“Most host governments dabble in a bit of media management, but the UK’s communications strategy in Glasgow is something different. It seems designed to dampen transparency and integrity, with announcements timed to make the front pages of UK newspapers, instead of working for the global media. It appears there is a deliberate attempt to hinder real-time scrutiny of extremely important developments.
“We actually want to find things to celebrate here, but it’s hard when there is a constant concern that everyone is getting played. The slight-of-hand around the coal announcement is a perfect case study. There was a reasonably good story to tell, so just tell it straight instead of fuelling cynicism.”

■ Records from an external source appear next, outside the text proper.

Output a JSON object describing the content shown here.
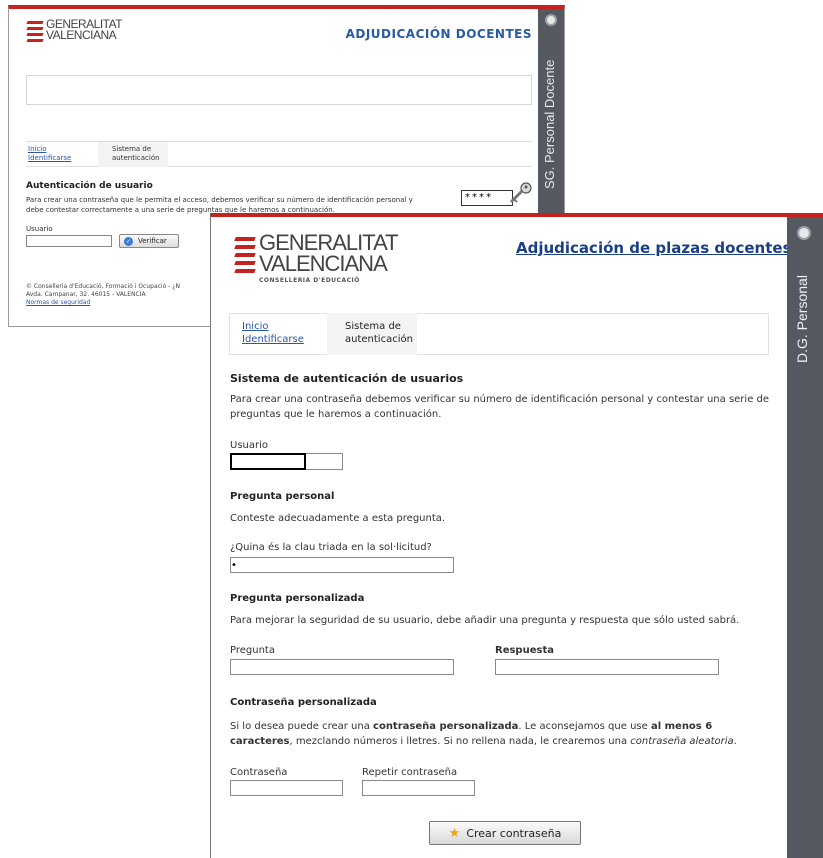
{
  "back_window": {
    "logo": {
      "line1": "GENERALITAT",
      "line2": "VALENCIANA"
    },
    "app_title": "ADJUDICACIÓN DOCENTES",
    "sidebar_text": "SG. Personal Docente",
    "breadcrumb": {
      "link1": "Inicio",
      "link2": "Identificarse",
      "current_line1": "Sistema de",
      "current_line2": "autenticación"
    },
    "heading": "Autenticación de usuario",
    "intro": "Para crear una contraseña que le permita el acceso, debemos verificar su número de identificación personal y debe contestar correctamente a una serie de preguntas que le haremos a continuación.",
    "user_label": "Usuario",
    "verify_button": "Verificar",
    "password_mask": "****",
    "footer": {
      "line1": "© Conselleria d'Educació, Formació i Ocupació - ¿N",
      "line2": "Avda. Campanar, 32. 46015 - VALENCIA",
      "link": "Normas de seguridad"
    }
  },
  "front_window": {
    "logo": {
      "line1": "GENERALITAT",
      "line2": "VALENCIANA",
      "sub": "CONSELLERIA D'EDUCACIÓ"
    },
    "app_title": "Adjudicación de plazas docentes",
    "sidebar_text": "D.G. Personal",
    "breadcrumb": {
      "link1": "Inicio",
      "link2": "Identificarse",
      "current_line1": "Sistema de",
      "current_line2": "autenticación"
    },
    "heading": "Sistema de autenticación de usuarios",
    "intro": "Para crear una contraseña debemos verificar su número de identificación personal y contestar una serie de preguntas que le haremos a continuación.",
    "user_label": "Usuario",
    "personal_question": {
      "heading": "Pregunta personal",
      "instruction": "Conteste adecuadamente a esta pregunta.",
      "question": "¿Quina és la clau triada en la sol·licitud?",
      "answer_value": "•"
    },
    "custom_question": {
      "heading": "Pregunta personalizada",
      "instruction": "Para mejorar la seguridad de su usuario, debe añadir una pregunta y respuesta que sólo usted sabrá.",
      "question_label": "Pregunta",
      "answer_label": "Respuesta"
    },
    "custom_password": {
      "heading": "Contraseña personalizada",
      "text_a": "Si lo desea puede crear una ",
      "text_b": "contraseña personalizada",
      "text_c": ". Le aconsejamos que use ",
      "text_d": "al menos 6 caracteres",
      "text_e": ", mezclando números i lletres. Si no rellena nada, le crearemos una ",
      "text_f": "contraseña aleatoria",
      "text_g": ".",
      "password_label": "Contraseña",
      "repeat_label": "Repetir contraseña"
    },
    "create_button": "Crear contraseña"
  },
  "colors": {
    "accent_red": "#c5231f",
    "link_blue": "#2a55aa",
    "title_blue": "#1a3f84",
    "sidebar_gray": "#555a60"
  }
}
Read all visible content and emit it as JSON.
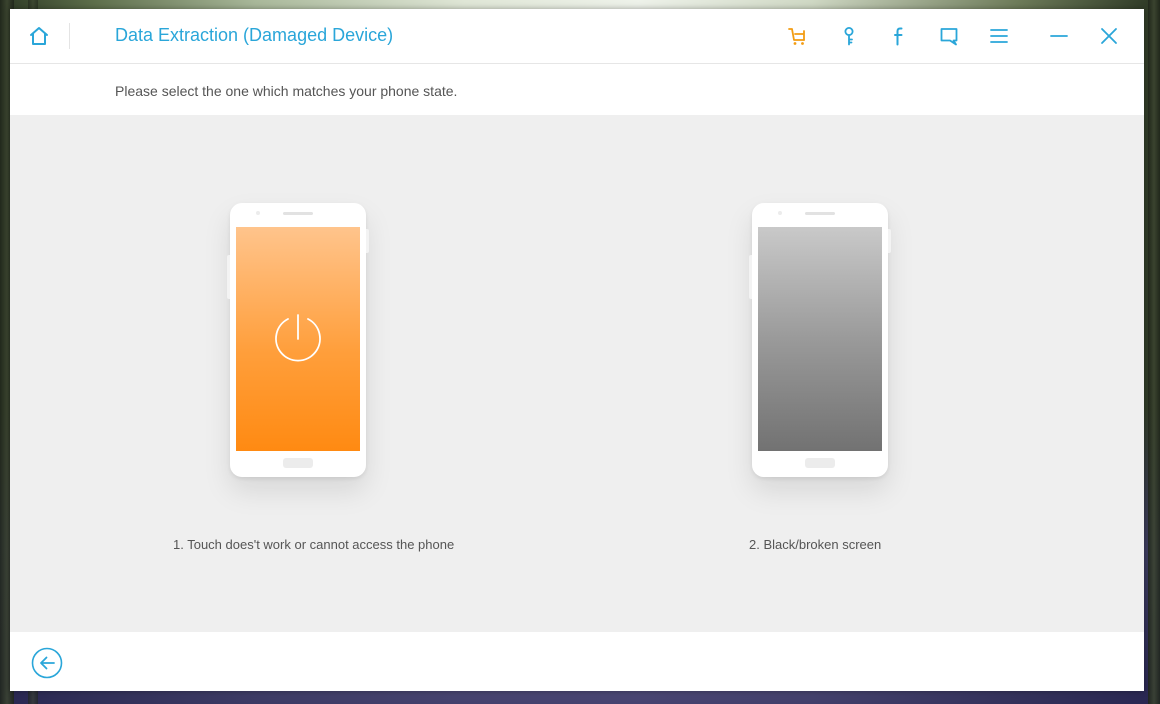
{
  "window": {
    "title": "Data Extraction (Damaged Device)"
  },
  "toolbar": {
    "icons": [
      "home-icon",
      "cart-icon",
      "key-icon",
      "facebook-icon",
      "feedback-icon",
      "menu-icon",
      "minimize-icon",
      "close-icon"
    ]
  },
  "main": {
    "instruction": "Please select the one which matches your phone state.",
    "options": [
      {
        "label": "1. Touch does't work or cannot access the phone",
        "screen": "orange",
        "icon": "power-icon"
      },
      {
        "label": "2. Black/broken screen",
        "screen": "gray"
      }
    ]
  },
  "footer": {
    "back_icon": "back-arrow-icon"
  },
  "colors": {
    "accent": "#2aa6d9",
    "cart": "#f39c12",
    "orange_screen_top": "#ffc48c",
    "orange_screen_bottom": "#ff8a12",
    "gray_screen_top": "#c9c9c9",
    "gray_screen_bottom": "#727272",
    "content_bg": "#efefef"
  }
}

What happens next, after leaders have left?
Negotiations will now begin on the text of the official agreement that will come out of Glasgow. There is a lot still to play for, given mounting political pressure from countries and communities most affected by the climate crisis.
Still to come – The official COP26 Glasgow Agreement text must keep the goal of limiting warming to 1.5 degrees. Anything less would be a complete failure and a dereliction of responsibility from world leaders. Greenpeace will be advocating for progress on the following key areas:
Mythbusting Article 6 proposals for global carbon markets – they’re a scam and don’t work.
Paris Agreement rules must avoid entrenching loopholes that give emitters a way out of decarbonisation in line with 1.5℃. For Article 6 negotiations, this means no carbon offset markets. Carbon credits could, for example, be generated by planting trees or buying up existing forests, as a way to ‘offset’ a dirty power project on the other side of the world. But offsetting doesn’t stop carbon entering the atmosphere and warming our world, it just keeps it off the ledgers of the companies or governments responsible. Instead, Article 6 must set strong rules that boost the implementation of the Paris Agreement through international cooperation. Governments must commit to work together to equitably support mitigation and adaptation with the provision of a range of implementation measures including finance, technology transfer, knowledge sharing and capacity building.
Fossil fuels: phase-out, defund, and pursue a just transition to renewables.
The text of the official COP26 Glasgow Agreement must reflect the need for real action to start phasing out fossil fuels. This means no new projects, no new finance, and no public support for existing projects, which should be phased out almost entirely by 2050. Coal should be phased out as quickly as possible as a priority. We will push to get the final COP26 decision text to mention fossil fuels as the main culprits of the climate emergency, and commit to adequate financing to support less developed nations to scale up renewable energy capacity.
Finance: deliver on the $100bn a year promise – and more.
We want developed countries to come forward at COP26 with new money and a robust, transparent and needs-based plan that shows how the $100bn will be met annually for the next five years. We’re calling for the post-2025 goal to be needs-based and science-based, with clear milestones that go well beyond $100bn annually, and to extend the long-term finance programme. Commitments must also be made to support less developed countries with the loss and damage caused by the climate emergency.